» **Exercise description**
In the data below, count every line that holds the string "dependency" and reply with the number alone.

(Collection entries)
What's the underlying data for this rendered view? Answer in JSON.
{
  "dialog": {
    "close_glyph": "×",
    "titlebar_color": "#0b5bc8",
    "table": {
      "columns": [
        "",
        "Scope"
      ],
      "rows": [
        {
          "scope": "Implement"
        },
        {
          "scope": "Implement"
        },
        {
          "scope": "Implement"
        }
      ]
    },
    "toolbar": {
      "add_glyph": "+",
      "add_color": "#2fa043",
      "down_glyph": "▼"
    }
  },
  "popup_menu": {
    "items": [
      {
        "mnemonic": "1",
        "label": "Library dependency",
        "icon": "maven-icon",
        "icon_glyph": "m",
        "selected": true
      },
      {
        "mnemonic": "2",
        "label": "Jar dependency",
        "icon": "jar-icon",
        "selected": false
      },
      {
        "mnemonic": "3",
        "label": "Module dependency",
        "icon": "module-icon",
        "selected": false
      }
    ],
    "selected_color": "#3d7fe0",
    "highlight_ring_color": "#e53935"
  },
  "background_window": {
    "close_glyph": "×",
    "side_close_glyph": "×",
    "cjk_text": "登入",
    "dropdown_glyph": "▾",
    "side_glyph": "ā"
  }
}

» **Answer for this exercise**
3